In the municipal bond market, we’re seeing similar trends. A major flow of bonds into the marketplace in the second quarter, combined with outflows and FDIC liquidations, are keeping yields higher on the short end of the curve. Short-term investment-grade municipals are providing an attractive yield from a historical perspective with little credit or interest rate risk. However, it's also important to prepare for the long term and build a portfolio with various maturities to maintain cash flows.

Investors wanting to take on incremental risk may look to the corporate bond market. With higher yields we have seen a return of interest in core-bond strategies which historically have served as the ballast of a diversified portfolio. Both investment-grade and high yield corporate bonds provide a yield spread above respective Treasuries, but at the same time, these markets are not offering an exceptional spread to compensate for risk. Thus, selectivity in credit is warranted.

One strategy is a buy-and-hold “laddered” approach to portfolio construction, which helps manage interest-rate risk and takes advantage of today’s higher coupons across the maturity spectrum, with the added benefit of after-tax income potential.

On the alternatives front, we have seen the private debt industry meaningfully grow and evolve over the past decade.  Private debt strategies such as direct lending and multi-strategy solutions may provide an enhanced and differentiated return profile as well as a means to diversify credit exposures.

The types of strategies that exist also can vary widely in objectives and characteristics. For example, a senior debt-focused direct lending strategy might serve a quite different role in a portfolio than a distressed credit strategy. That said, these vehicles also come with a unique set of risks and lack of liquidity—items to carefully consider when building portfolios. 

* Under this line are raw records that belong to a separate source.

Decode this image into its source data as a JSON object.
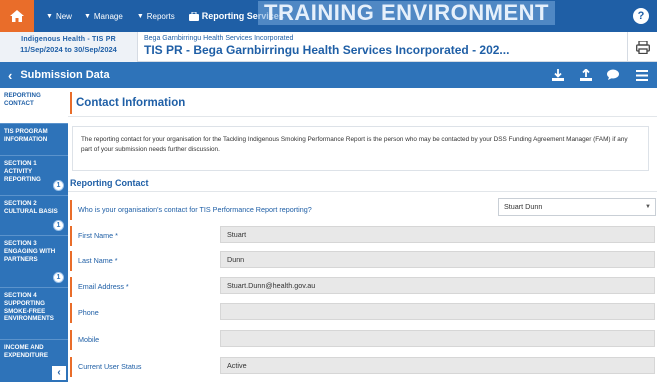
{
  "topnav": {
    "new_label": "New",
    "manage_label": "Manage",
    "reports_label": "Reports",
    "reporting_label": "Reporting Services",
    "watermark": "TRAINING ENVIRONMENT",
    "help": "?"
  },
  "context": {
    "program": "Indigenous Health - TIS PR",
    "period": "11/Sep/2024 to 30/Sep/2024",
    "org": "Bega Garnbirringu Health Services Incorporated",
    "title": "TIS PR - Bega Garnbirringu Health Services Incorporated - 202..."
  },
  "subbar": {
    "label": "Submission Data"
  },
  "sidebar": {
    "items": [
      {
        "label": "REPORTING CONTACT",
        "badge": ""
      },
      {
        "label": "TIS PROGRAM INFORMATION",
        "badge": ""
      },
      {
        "label": "SECTION 1 ACTIVITY REPORTING",
        "badge": "1"
      },
      {
        "label": "SECTION 2 CULTURAL BASIS",
        "badge": "1"
      },
      {
        "label": "SECTION 3 ENGAGING WITH PARTNERS",
        "badge": "1"
      },
      {
        "label": "SECTION 4 SUPPORTING SMOKE-FREE ENVIRONMENTS",
        "badge": ""
      },
      {
        "label": "INCOME AND EXPENDITURE",
        "badge": ""
      }
    ],
    "collapse": "‹"
  },
  "content": {
    "title": "Contact Information",
    "info": "The reporting contact for your organisation for the Tackling Indigenous Smoking Performance Report is the person who may be contacted by your DSS Funding Agreement Manager (FAM) if any part of your submission needs further discussion.",
    "reporting_contact_title": "Reporting Contact",
    "question": "Who is your organisation's contact for TIS Performance Report reporting?",
    "selected_contact": "Stuart Dunn",
    "fields": [
      {
        "label": "First Name *",
        "value": "Stuart"
      },
      {
        "label": "Last Name *",
        "value": "Dunn"
      },
      {
        "label": "Email Address *",
        "value": "Stuart.Dunn@health.gov.au"
      },
      {
        "label": "Phone",
        "value": ""
      },
      {
        "label": "Mobile",
        "value": ""
      },
      {
        "label": "Current User Status",
        "value": "Active"
      }
    ]
  },
  "colors": {
    "nav": "#1f5fa6",
    "bar": "#2e73b9",
    "accent": "#e96d2a"
  }
}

The change we went through in the last year and a half offers a better yield risk/return proposition for investors. This impact has also influenced our forward-looking capital market expectations, which look out over 10-to 20-year periods. Fixed income yields have started to contribute to portfolio return expectations once again, whereas over the past decade low rates had relegated bonds almost solely to the role of portfolio diversifier.

Analysts cite the Fed's monetary policy and economic conditions as significant drivers of the bond market going forward. Of course, timing the Fed or the market is always challenging, therefore we think investors are best served by aligning their investments in bonds with their time horizons and investment objectives—one that is diversified and includes both equity exposure for growth, and bonds for diversification.

And of course, ongoing communication with your William Blair advisor is crucial in navigating today’s dynamic market environment.